Dad had built the house with his hands – calloused from hammering in every nail, strong from securing every board. Those hands would be the last thing he would consider as he placed them on glass window panes and shoved with every sinew in his body.

The window above the front porch popped out, gushing in oxygen like a tidal wave in a sinking ship. Collectively, I gasped with my family, unaware how long I’d stopped breathing.

One by one he herded us onto the roof, desperate to get me, my brother, mother and aunt, out of the house, yet not knowing how long the structure would stand.

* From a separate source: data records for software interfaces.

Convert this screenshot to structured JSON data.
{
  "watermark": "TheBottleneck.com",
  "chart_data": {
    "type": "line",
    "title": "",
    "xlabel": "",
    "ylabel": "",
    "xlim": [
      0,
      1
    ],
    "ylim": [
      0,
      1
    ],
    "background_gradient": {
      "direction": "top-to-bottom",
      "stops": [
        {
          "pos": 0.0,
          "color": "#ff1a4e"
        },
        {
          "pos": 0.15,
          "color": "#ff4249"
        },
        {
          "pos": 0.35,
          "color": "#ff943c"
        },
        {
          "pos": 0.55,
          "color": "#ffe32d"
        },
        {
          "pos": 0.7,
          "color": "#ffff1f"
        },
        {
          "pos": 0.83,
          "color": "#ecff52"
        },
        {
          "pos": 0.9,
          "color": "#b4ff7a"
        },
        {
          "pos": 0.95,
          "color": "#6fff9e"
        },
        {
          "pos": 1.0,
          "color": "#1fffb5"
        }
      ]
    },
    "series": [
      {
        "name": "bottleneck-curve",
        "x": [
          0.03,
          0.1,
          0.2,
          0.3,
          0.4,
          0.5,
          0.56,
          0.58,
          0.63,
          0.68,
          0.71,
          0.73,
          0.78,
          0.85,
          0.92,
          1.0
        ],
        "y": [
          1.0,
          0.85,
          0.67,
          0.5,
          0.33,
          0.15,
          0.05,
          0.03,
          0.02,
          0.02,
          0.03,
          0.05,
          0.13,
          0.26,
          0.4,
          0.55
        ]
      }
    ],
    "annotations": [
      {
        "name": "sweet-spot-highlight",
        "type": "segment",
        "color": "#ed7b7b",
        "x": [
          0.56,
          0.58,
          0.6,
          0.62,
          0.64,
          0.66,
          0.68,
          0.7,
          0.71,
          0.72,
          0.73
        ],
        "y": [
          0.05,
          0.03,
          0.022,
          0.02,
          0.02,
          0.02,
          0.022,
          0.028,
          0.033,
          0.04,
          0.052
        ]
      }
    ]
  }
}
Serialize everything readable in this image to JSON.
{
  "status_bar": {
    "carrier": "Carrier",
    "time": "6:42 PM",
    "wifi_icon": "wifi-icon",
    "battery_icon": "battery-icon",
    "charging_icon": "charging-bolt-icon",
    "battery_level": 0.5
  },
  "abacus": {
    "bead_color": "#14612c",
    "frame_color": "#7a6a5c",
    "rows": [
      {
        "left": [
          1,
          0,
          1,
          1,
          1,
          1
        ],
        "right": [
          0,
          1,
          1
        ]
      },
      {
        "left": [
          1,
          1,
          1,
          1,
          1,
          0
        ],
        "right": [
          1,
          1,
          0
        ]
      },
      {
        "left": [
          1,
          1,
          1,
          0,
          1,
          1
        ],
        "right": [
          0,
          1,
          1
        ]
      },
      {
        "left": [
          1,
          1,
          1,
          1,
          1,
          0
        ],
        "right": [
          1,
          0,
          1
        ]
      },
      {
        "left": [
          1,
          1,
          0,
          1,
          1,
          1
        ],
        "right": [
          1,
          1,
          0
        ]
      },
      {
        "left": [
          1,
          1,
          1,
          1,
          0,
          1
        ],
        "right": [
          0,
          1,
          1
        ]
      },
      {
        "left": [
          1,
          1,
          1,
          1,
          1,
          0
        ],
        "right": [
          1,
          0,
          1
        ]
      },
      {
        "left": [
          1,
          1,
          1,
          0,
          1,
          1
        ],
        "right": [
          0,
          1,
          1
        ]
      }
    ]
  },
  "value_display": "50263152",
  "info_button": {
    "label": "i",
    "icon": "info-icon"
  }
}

He jumped down first, springing immediately to his feet and opening his arms to catch us one at a time. Though I was small, I cannot erase that site. Standing before the Oak tree, half clothed by darkness and concentration, Dad held out his arms.

Cold, scared, so young, yet so fiercely immovable, there he stood waiting for me to jump to him and away from danger.

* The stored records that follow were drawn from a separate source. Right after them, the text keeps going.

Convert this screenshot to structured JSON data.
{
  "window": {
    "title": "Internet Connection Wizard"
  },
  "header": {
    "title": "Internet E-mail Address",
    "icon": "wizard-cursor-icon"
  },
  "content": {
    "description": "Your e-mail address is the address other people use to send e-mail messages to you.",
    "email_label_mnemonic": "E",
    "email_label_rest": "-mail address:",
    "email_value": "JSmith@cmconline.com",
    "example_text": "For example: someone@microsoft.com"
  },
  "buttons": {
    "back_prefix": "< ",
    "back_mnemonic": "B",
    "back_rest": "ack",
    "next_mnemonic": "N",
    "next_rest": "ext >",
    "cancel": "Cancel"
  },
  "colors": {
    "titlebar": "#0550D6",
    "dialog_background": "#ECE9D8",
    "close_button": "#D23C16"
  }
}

I think we established our lifelong relationship in those seconds, if it even took that long. There he has been, when I’ve been faced with pain, with disappointment, with loss, with fear, when my entire world has been consumed by fire. He has been the protector. Those arms I’ve jumped into, ran into, crawled into and, each time, they have wrapped me in and pushed the world out.

I made it out alive. We all did.

There aren’t even physical scars as reminders, an uncontested miracle. Instead, I have a photograph in time burned into my brain by the flames of that night, a look from my father that said, “Tara Lynn, jump now. Daddy will catch you.”

After a test like that, everything afterward in our relationship has transitioned just a little bit easier. When it came time to learn to swim, I paddled toward him into the deep. When I had a splinter, I faithfully spread my palm before him and the awaiting needle. When it was time to drive, I trusted his “the coast is clear.” When it came time to date, I respected his warning, “I don’t like him.”

Even through the years of teenage rebellion when my make-up was too much, my clothes weren’t enough, and my smart mouth was just like him, I listened to his advice because Daddy was protecting me.

It’s been over 30 years since the fire that took everything from my family but each other. Since then, I’ve watched my father prove repetitively how you greet every challenge with a handshake and then go back to your corner and come out fighting fair.

That’s what he’s done. Through the tragic loss of family, the stress of physical labor, the emergency brain surgery, the war of life, he fights the good fight.

Yet still, no matter the calls from the battlefield, no matter the spoils, he stands as the one whom I can always trust – his heart, his love, his guidance. He not only taught me to trust him, he taught me to trust the woman he raised.

To me, my dad looks no different than he did that night. He’s the same man, same Irish blue eyes, same ornery laugh, same calloused hands, same welcoming arms that open when I need to jump.

Happy Birthday Daddy!